**YOUR OBJECTIVE**
Every line containing the word "handle" must be pulled from the records.

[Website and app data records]
◇ ◇ ◇ ◇ ◇ ◇ ◇

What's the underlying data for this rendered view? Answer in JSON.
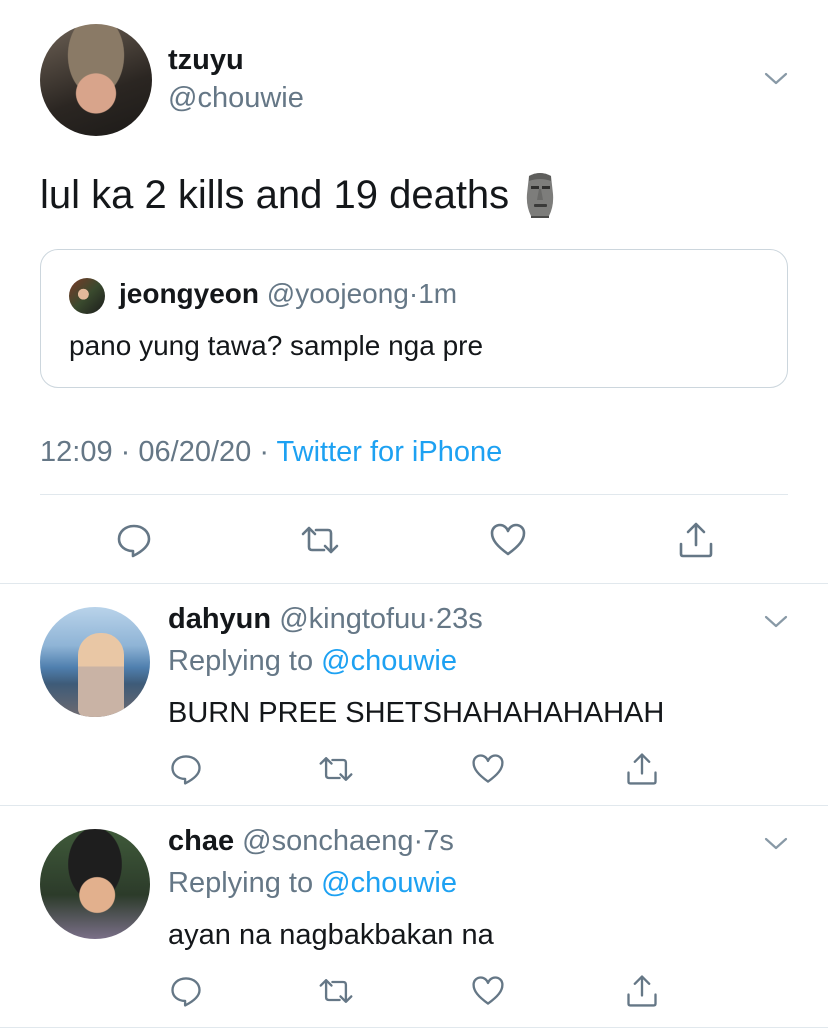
{
  "main_tweet": {
    "display_name": "tzuyu",
    "handle": "@chouwie",
    "text": "lul ka 2 kills and 19 deaths",
    "emoji_icon": "moai-icon",
    "quoted": {
      "display_name": "jeongyeon",
      "handle": "@yoojeong",
      "separator": "·",
      "time": "1m",
      "text": "pano yung tawa? sample nga pre"
    },
    "time": "12:09",
    "separator": "·",
    "date": "06/20/20",
    "source": "Twitter for iPhone",
    "actions": [
      "reply-icon",
      "retweet-icon",
      "like-icon",
      "share-icon"
    ]
  },
  "replies": [
    {
      "display_name": "dahyun",
      "handle": "@kingtofuu",
      "separator": "·",
      "time": "23s",
      "replying_prefix": "Replying to",
      "replying_to": "@chouwie",
      "text": "BURN PREE SHETSHAHAHAHAHAH"
    },
    {
      "display_name": "chae",
      "handle": "@sonchaeng",
      "separator": "·",
      "time": "7s",
      "replying_prefix": "Replying to",
      "replying_to": "@chouwie",
      "text": "ayan na nagbakbakan na"
    }
  ],
  "colors": {
    "text": "#14171a",
    "secondary": "#657786",
    "link": "#1da1f2",
    "border": "#e1e8ed",
    "icon": "#657786"
  }
}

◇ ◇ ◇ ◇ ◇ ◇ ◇

**ANSWER FOR THE TASK**
    "handle": "@chouwie",
      "handle": "@yoojeong",
      "handle": "@kingtofuu",
      "handle": "@sonchaeng",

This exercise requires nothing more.